Distance education during the pandemic

Coronavirus: parents will decide whether or not their children attend class

On September 21, preschool and primary school students in Turkey will start attending class one day a week.

The Minister of Education of Turkey, Ziya Selçuk, has assured that despite the compulsory nature of schooling, parents will have the last word when deciding whether their children return to school or if, on the contrary, they continue to receive distance education from home, a few weeks before the youngest students officially start with face-to-face classes.

“On September 21 we will begin with face-to-face education only for preschool and primary school students.

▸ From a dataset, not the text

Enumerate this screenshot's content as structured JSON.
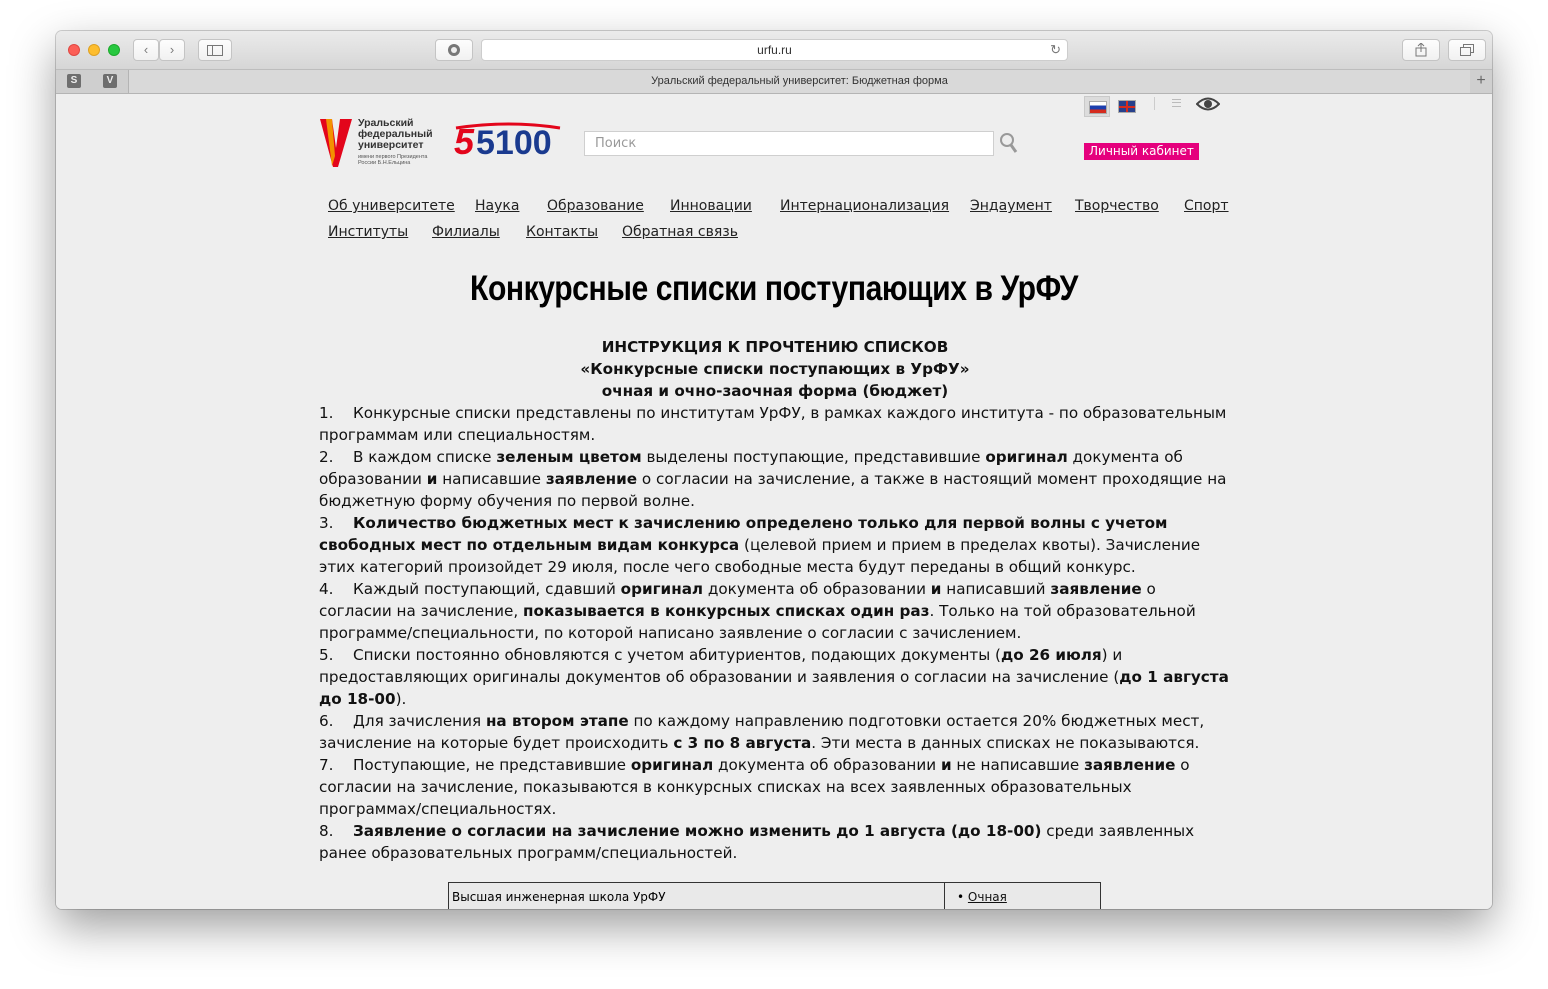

Parental consent is important, and they will be free not to send their children to school for classes in the classroom if they do not want to,” underlined the Turkish minister.

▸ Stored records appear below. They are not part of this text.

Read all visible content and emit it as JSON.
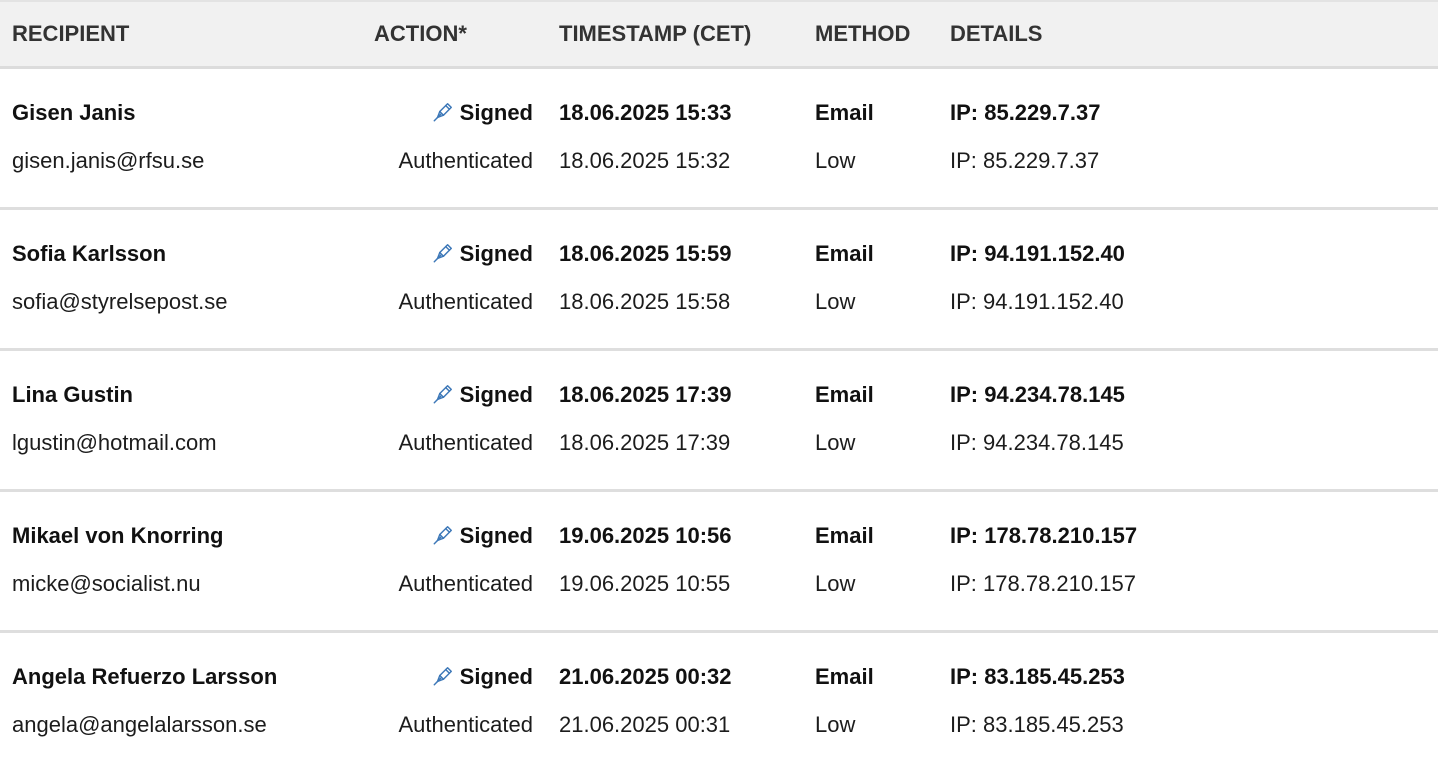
{
  "table": {
    "headers": {
      "recipient": "RECIPIENT",
      "action": "ACTION*",
      "timestamp": "TIMESTAMP (CET)",
      "method": "METHOD",
      "details": "DETAILS"
    },
    "icons": {
      "signed": "pen-icon"
    },
    "rows": [
      {
        "name": "Gisen Janis",
        "email": "gisen.janis@rfsu.se",
        "signed_label": "Signed",
        "signed_time": "18.06.2025 15:33",
        "signed_method": "Email",
        "signed_details": "IP: 85.229.7.37",
        "auth_label": "Authenticated",
        "auth_time": "18.06.2025 15:32",
        "auth_method": "Low",
        "auth_details": "IP: 85.229.7.37"
      },
      {
        "name": "Sofia Karlsson",
        "email": "sofia@styrelsepost.se",
        "signed_label": "Signed",
        "signed_time": "18.06.2025 15:59",
        "signed_method": "Email",
        "signed_details": "IP: 94.191.152.40",
        "auth_label": "Authenticated",
        "auth_time": "18.06.2025 15:58",
        "auth_method": "Low",
        "auth_details": "IP: 94.191.152.40"
      },
      {
        "name": "Lina Gustin",
        "email": "lgustin@hotmail.com",
        "signed_label": "Signed",
        "signed_time": "18.06.2025 17:39",
        "signed_method": "Email",
        "signed_details": "IP: 94.234.78.145",
        "auth_label": "Authenticated",
        "auth_time": "18.06.2025 17:39",
        "auth_method": "Low",
        "auth_details": "IP: 94.234.78.145"
      },
      {
        "name": "Mikael von Knorring",
        "email": "micke@socialist.nu",
        "signed_label": "Signed",
        "signed_time": "19.06.2025 10:56",
        "signed_method": "Email",
        "signed_details": "IP: 178.78.210.157",
        "auth_label": "Authenticated",
        "auth_time": "19.06.2025 10:55",
        "auth_method": "Low",
        "auth_details": "IP: 178.78.210.157"
      },
      {
        "name": "Angela Refuerzo Larsson",
        "email": "angela@angelalarsson.se",
        "signed_label": "Signed",
        "signed_time": "21.06.2025 00:32",
        "signed_method": "Email",
        "signed_details": "IP: 83.185.45.253",
        "auth_label": "Authenticated",
        "auth_time": "21.06.2025 00:31",
        "auth_method": "Low",
        "auth_details": "IP: 83.185.45.253"
      }
    ]
  }
}
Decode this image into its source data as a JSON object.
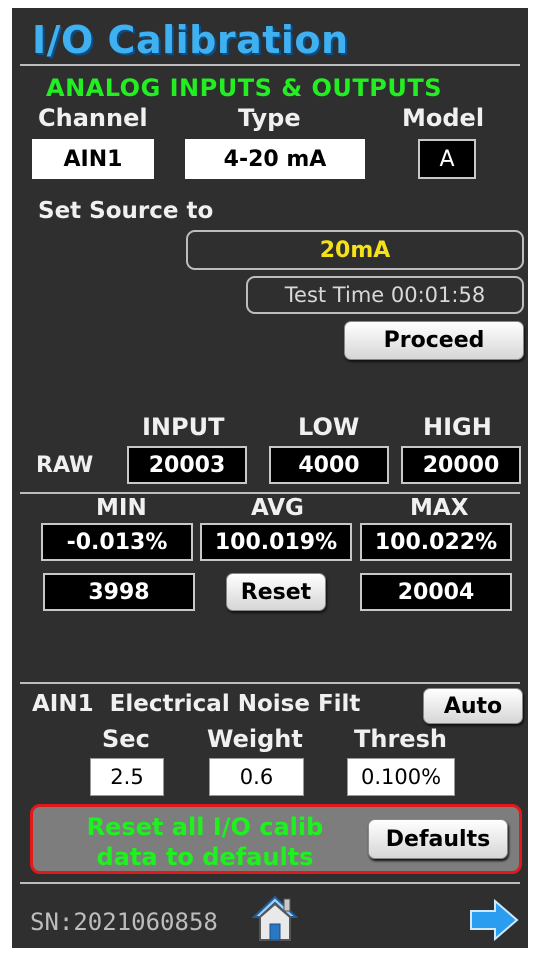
{
  "title": "I/O Calibration",
  "section_title": "ANALOG INPUTS & OUTPUTS",
  "channel": {
    "label": "Channel",
    "value": "AIN1"
  },
  "type": {
    "label": "Type",
    "value": "4-20 mA"
  },
  "model": {
    "label": "Model",
    "value": "A"
  },
  "set_source": {
    "label": "Set Source to",
    "value": "20mA",
    "test_time": "Test Time 00:01:58",
    "proceed_label": "Proceed"
  },
  "raw": {
    "row_label": "RAW",
    "headers": [
      "INPUT",
      "LOW",
      "HIGH"
    ],
    "values": [
      "20003",
      "4000",
      "20000"
    ]
  },
  "stats": {
    "headers": [
      "MIN",
      "AVG",
      "MAX"
    ],
    "percents": [
      "-0.013%",
      "100.019%",
      "100.022%"
    ],
    "min_raw": "3998",
    "max_raw": "20004",
    "reset_label": "Reset"
  },
  "noise_filter": {
    "label": "AIN1  Electrical Noise Filt",
    "auto_label": "Auto",
    "headers": [
      "Sec",
      "Weight",
      "Thresh"
    ],
    "values": [
      "2.5",
      "0.6",
      "0.100%"
    ]
  },
  "defaults": {
    "text_line1": "Reset all I/O calib",
    "text_line2": "data to defaults",
    "button_label": "Defaults"
  },
  "footer": {
    "serial": "SN:2021060858"
  },
  "colors": {
    "title": "#3fb0f0",
    "section": "#22ee22",
    "source_value": "#f5e11a",
    "panel_border": "#e01a1a",
    "next_arrow": "#2a9df0"
  },
  "icons": {
    "home": "home-icon",
    "next": "arrow-right-icon"
  }
}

The plan envisaged by the Ministry of Education is that initially face-to-face classes for these students will consist of attending only one day a week to later be expanded from October to two days a week, combining this type of education with online classes for the rest of the days.

Regarding the rest of the students and courses, the minister pointed out that distance education will continue at least throughout the month of September through online courses and broadcasts of the Educational Information Network (EBA) of the Public Radio Television of Turkey (TRT) – which has assumed the task of carrying out distance education since the beginning of the pandemic – and that the option of starting face-to-face classes from the third week of October will be studied depending on the evolution of the coronavirus.

Officially, classes in Turkey began on August 31 only with distance education due to the persistence of coronavirus infections, which has led the government to impose new restrictions including the mandatory use of a mask; many parents had expressed in previous weeks their concern and their reluctance to send their children to class in the face of what the government describes as the “second peak of the first wave” of the pandemic, which is causing more than 1,700 infections a day.